*Interface dataset entries*.
[Start of section]

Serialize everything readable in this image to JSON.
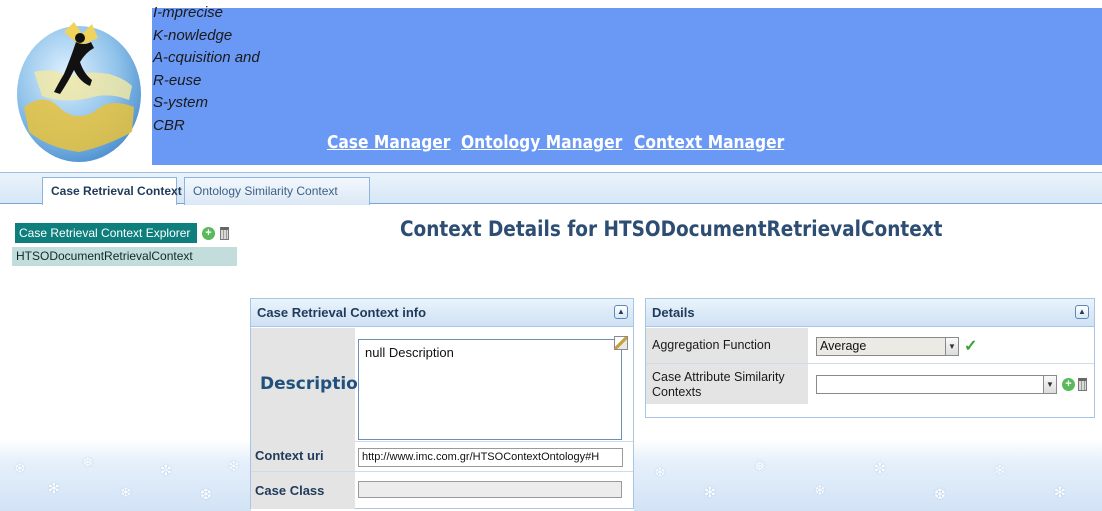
{
  "header": {
    "acronym_lines": [
      "I-mprecise",
      "K-nowledge",
      "A-cquisition and",
      "R-euse",
      "S-ystem",
      "CBR"
    ],
    "nav": [
      "Case Manager",
      "Ontology Manager",
      "Context Manager"
    ]
  },
  "tabs": {
    "active": "Case Retrieval Context",
    "inactive": "Ontology Similarity Context"
  },
  "explorer": {
    "title": "Case Retrieval Context Explorer",
    "items": [
      "HTSODocumentRetrievalContext"
    ]
  },
  "page_title": "Context Details for HTSODocumentRetrievalContext",
  "info_panel": {
    "title": "Case Retrieval Context info",
    "description_label": "Description",
    "description_value": "null Description",
    "uri_label": "Context uri",
    "uri_value": "http://www.imc.com.gr/HTSOContextOntology#H",
    "class_label": "Case Class",
    "class_value": ""
  },
  "details_panel": {
    "title": "Details",
    "aggregation_label": "Aggregation Function",
    "aggregation_value": "Average",
    "similarity_label": "Case Attribute Similarity Contexts",
    "similarity_value": ""
  },
  "colors": {
    "header_bg": "#6a99f5",
    "explorer_head": "#0f7f7d",
    "explorer_node": "#c3dddc",
    "title_text": "#2d4d73"
  }
}
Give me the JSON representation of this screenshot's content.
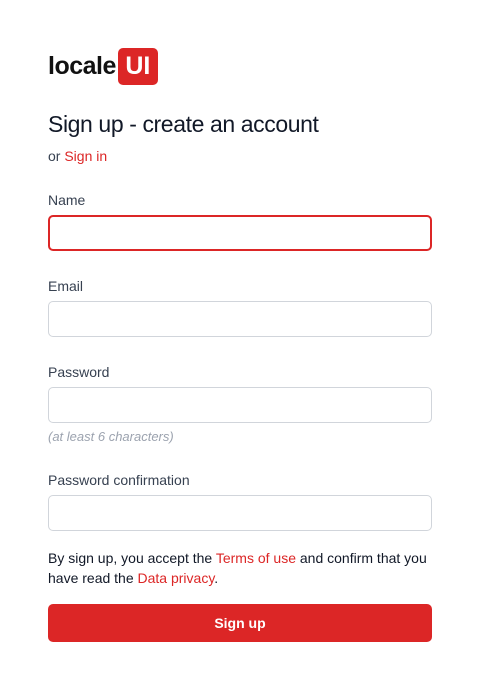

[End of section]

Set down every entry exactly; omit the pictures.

Serialize everything readable in this image to JSON.
{
  "header": {
    "acronym_lines": [
      "I-mprecise",
      "K-nowledge",
      "A-cquisition and",
      "R-euse",
      "S-ystem",
      "CBR"
    ],
    "nav": [
      "Case Manager",
      "Ontology Manager",
      "Context Manager"
    ]
  },
  "tabs": {
    "active": "Case Retrieval Context",
    "inactive": "Ontology Similarity Context"
  },
  "explorer": {
    "title": "Case Retrieval Context Explorer",
    "items": [
      "HTSODocumentRetrievalContext"
    ]
  },
  "page_title": "Context Details for HTSODocumentRetrievalContext",
  "info_panel": {
    "title": "Case Retrieval Context info",
    "description_label": "Description",
    "description_value": "null Description",
    "uri_label": "Context uri",
    "uri_value": "http://www.imc.com.gr/HTSOContextOntology#H",
    "class_label": "Case Class",
    "class_value": ""
  },
  "details_panel": {
    "title": "Details",
    "aggregation_label": "Aggregation Function",
    "aggregation_value": "Average",
    "similarity_label": "Case Attribute Similarity Contexts",
    "similarity_value": ""
  },
  "colors": {
    "header_bg": "#6a99f5",
    "explorer_head": "#0f7f7d",
    "explorer_node": "#c3dddc",
    "title_text": "#2d4d73"
  }
}
Give me the JSON representation of this screenshot's content.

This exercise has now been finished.